One of the problems with starting a company to do my PhD thesis work was I got very distracted with the company and I didn't get around to writing my thesis. And I kept trying to write it by going off someplace, but wherever I'd go off to, I would know there was something interesting and I would waste a lot of time finding it and get distracted. So I tried to go to Woods Hole for a while, or... so eventually I decided the only way I was going to do it was just go someplace where I didn't know anybody, so I literally went down to Logan Airport and looked around for a cheap flight to anywhere. And there was a flight down to Orlando, so I was like, great. I will get that. I got on the flight to Orlando and I just needed some place to stay. I didn't really know any place in Orlando, but I knew Disneyworld was in Orlando. So I called up Disneyworld and they had a house at the Contemporary, which was where the monorail comes through. And they had an eight-day pass. And my thesis, I knew... I'd already written my thesis in my head. It had seven chapters. So I figured, okay, I'll write a chapter a day. So I checked into the Contemporary Hotel and I had a ticket that came with the hotel to Disneyworld. So every morning I would go and I would sit in front of the Magic Castle as the parades went by and all the people went by, all the way to the end where the fireworks went off. And I would just sit on big yellow legal pads, and just write out my thesis, which I had kind of written in my head, but it was just writing it down. And every day, I would finish a chapter, until the last day I had done seven chapters in seven days. And I had one more day at Disneyworld, and I remember thinking, should I go or should I stay? And I couldn't decide, so I flipped a coin. I said, you know, heads I go, tails I stay. And heads came up, and so I had to go. And I felt so disappointed because I was going to go back to work and it would just become an ordinary day. So I thought, well, I should just do something that I have always wanted to do but never gotten around to and probably never will get around to.

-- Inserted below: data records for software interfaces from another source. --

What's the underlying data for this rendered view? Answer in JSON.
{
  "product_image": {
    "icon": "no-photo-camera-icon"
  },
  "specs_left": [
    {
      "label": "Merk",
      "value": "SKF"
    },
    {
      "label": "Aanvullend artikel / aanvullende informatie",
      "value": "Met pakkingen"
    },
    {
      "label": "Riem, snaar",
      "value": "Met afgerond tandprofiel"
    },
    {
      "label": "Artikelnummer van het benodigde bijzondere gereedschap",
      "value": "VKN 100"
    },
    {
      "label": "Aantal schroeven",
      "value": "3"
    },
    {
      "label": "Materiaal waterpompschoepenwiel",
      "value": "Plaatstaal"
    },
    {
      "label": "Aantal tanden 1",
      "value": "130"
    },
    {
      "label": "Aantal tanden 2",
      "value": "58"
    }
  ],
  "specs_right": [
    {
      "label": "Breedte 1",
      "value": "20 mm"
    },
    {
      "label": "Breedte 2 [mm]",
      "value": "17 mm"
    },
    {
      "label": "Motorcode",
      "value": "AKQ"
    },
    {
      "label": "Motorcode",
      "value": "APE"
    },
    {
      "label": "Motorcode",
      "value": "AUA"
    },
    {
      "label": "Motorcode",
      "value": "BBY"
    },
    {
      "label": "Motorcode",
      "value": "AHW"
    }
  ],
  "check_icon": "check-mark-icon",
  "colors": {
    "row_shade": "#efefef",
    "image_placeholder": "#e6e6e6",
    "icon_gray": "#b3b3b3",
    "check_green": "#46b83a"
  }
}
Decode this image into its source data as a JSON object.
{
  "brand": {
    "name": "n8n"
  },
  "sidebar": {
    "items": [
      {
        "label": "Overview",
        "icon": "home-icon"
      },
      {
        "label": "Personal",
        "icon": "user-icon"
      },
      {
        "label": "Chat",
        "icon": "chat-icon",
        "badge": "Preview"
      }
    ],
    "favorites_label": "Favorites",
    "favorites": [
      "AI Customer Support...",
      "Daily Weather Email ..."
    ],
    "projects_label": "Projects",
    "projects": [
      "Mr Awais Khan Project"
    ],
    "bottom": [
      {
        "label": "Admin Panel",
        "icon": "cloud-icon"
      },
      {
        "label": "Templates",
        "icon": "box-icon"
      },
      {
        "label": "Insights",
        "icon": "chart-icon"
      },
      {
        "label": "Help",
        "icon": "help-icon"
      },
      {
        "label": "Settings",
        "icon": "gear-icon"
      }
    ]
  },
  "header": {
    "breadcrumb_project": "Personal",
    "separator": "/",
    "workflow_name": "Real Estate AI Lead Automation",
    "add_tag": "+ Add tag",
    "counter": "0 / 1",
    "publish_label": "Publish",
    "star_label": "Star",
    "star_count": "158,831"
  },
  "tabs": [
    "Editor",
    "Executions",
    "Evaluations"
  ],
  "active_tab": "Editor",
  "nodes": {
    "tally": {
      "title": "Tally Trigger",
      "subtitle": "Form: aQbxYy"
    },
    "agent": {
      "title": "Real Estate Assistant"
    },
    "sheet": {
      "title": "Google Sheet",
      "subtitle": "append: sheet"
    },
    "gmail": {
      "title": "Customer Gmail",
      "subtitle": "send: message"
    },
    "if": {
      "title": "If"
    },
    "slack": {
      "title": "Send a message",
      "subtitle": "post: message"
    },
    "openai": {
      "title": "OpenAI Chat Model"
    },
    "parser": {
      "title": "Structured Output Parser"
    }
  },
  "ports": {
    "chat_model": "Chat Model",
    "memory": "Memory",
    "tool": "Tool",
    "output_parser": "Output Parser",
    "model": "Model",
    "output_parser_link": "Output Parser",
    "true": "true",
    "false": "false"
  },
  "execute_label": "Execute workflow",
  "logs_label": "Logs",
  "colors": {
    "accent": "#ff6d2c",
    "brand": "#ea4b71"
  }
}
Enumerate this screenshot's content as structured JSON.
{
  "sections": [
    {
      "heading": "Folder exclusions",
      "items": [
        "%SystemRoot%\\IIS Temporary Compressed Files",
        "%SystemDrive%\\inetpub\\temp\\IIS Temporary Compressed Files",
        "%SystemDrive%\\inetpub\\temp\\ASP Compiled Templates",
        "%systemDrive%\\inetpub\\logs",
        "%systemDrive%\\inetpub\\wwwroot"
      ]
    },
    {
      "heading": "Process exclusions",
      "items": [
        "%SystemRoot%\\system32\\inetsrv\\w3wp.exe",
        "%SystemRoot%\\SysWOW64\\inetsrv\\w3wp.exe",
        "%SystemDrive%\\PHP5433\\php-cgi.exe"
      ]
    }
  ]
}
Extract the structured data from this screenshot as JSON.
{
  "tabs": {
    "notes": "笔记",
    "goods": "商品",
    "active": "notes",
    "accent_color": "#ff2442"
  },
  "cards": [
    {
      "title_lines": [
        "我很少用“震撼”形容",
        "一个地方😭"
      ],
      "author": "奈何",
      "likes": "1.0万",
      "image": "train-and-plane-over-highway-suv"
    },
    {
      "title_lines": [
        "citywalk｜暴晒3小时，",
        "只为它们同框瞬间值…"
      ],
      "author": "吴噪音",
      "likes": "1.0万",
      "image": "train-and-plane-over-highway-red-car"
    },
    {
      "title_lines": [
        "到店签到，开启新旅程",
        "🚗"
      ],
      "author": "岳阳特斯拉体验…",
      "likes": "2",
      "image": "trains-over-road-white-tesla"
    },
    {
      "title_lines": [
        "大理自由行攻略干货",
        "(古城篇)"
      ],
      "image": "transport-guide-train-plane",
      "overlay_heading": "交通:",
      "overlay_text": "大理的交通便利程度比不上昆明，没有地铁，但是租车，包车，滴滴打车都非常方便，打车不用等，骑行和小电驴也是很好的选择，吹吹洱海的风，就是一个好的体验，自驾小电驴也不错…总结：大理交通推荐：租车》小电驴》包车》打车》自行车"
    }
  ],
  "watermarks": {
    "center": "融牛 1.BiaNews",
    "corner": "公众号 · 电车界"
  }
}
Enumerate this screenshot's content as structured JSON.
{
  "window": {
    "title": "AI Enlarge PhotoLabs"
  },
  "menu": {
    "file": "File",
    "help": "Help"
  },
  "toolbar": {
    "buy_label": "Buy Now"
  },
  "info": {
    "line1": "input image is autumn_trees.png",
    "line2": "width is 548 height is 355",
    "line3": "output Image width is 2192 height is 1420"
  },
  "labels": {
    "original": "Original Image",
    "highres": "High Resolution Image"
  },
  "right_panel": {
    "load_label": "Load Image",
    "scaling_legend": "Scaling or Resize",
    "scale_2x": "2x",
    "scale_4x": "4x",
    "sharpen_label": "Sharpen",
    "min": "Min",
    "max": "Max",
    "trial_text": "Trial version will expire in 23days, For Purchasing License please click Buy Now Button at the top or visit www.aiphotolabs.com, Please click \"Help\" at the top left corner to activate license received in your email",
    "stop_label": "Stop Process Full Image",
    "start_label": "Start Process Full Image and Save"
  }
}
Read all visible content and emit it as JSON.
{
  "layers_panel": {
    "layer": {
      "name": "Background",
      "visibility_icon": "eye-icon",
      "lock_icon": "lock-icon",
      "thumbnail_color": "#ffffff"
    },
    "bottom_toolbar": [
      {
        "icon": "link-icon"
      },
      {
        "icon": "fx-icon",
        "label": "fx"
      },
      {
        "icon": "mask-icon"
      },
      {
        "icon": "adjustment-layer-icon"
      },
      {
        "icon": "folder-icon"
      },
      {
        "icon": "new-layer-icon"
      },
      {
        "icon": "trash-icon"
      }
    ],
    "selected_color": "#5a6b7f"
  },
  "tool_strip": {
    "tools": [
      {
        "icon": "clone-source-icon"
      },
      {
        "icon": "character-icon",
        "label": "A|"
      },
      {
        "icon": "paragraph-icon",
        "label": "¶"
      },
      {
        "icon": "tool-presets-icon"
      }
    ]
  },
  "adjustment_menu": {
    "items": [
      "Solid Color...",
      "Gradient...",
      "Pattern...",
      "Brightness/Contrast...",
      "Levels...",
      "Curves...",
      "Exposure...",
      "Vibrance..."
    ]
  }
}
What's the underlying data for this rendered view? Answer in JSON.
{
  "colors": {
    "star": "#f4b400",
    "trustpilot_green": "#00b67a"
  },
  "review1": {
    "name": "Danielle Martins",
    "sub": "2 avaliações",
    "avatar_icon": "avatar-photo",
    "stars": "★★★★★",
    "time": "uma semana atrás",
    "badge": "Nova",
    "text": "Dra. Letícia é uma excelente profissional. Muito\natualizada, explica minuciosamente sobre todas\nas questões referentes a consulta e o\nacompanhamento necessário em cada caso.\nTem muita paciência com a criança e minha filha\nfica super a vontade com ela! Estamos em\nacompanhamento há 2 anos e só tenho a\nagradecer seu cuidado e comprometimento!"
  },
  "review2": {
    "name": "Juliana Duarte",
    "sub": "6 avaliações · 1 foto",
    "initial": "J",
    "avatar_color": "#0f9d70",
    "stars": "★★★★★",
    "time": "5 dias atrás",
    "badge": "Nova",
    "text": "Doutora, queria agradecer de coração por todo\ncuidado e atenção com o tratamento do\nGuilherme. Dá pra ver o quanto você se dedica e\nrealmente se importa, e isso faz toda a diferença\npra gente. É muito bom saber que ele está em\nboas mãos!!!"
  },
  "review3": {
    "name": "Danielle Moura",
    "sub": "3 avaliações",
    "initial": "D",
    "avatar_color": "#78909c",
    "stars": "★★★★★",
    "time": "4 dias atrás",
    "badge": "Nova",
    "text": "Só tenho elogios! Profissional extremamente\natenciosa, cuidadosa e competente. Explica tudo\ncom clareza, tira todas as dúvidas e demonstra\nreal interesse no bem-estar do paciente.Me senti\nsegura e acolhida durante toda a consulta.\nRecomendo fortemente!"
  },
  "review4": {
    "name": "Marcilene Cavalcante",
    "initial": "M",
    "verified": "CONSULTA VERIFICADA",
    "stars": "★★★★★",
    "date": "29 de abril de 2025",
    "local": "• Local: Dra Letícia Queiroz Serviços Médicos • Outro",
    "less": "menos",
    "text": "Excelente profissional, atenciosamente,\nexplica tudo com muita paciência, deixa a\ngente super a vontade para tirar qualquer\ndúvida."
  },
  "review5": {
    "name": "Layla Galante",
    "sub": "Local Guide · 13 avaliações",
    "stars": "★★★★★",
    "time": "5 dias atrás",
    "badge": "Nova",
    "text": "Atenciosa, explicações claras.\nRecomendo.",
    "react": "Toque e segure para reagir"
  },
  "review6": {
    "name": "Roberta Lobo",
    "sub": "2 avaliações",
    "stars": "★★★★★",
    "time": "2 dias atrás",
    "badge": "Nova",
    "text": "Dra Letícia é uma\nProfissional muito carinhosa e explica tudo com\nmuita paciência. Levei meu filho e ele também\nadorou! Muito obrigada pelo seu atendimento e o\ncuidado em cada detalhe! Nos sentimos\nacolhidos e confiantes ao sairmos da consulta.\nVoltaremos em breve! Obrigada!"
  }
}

So I had met Pati, and she'd always said come out to her house on the beach, and so I called her up and said, 'Hey, is that a good invitation still open?' I didn't really know her. And she said, 'Yes, come on out. I'll pick you up at the airport.' And so that's how I met Pati, who I eventually ended up marrying and having my children with. It all came down to that coin flip. So I always follow the coin flip.

W Daniel Hillis (b. 1956) is an American inventor, scientist, author and engineer. While doing his doctoral work at MIT under artificial intelligence pioneer, Marvin Minsky, he invented the concept of parallel computers, that is now the basis for most supercomputers. He also co-founded the famous parallel computing company, Thinking Machines, in 1983 which marked a new era in computing. In 1996, Hillis left MIT for California, where he spent time leading Disney’s Imagineers. He developed new technologies and business strategies for Disney's theme parks, television, motion pictures, Internet and consumer product businesses. More recently, Hillis co-founded an engineering and design company, Applied Minds, and several start-ups, among them Applied Proteomics in San Diego, MetaWeb Technologies (acquired by Google) in San Francisco, and his current passion, Applied Invention in Cambridge, MA, which 'partners with clients to create innovative products and services'. He holds over 100 US patents, covering parallel computers, disk arrays, forgery prevention methods, and various electronic and mechanical devices (including a 10,000-year mechanical clock), and has recently moved into working on problems in medicine. In recognition of his work Hillis has won many awards, including the Dan David Prize.

Listeners: Christopher Sykes George Dyson

Christopher Sykes is an independent documentary producer who has made a number of films about science and scientists for BBC TV, Channel Four, and PBS.

Tags: Orlando

Duration: 3 minutes, 20 seconds

Date story recorded: October 2016

Date story went live: 05 July 2017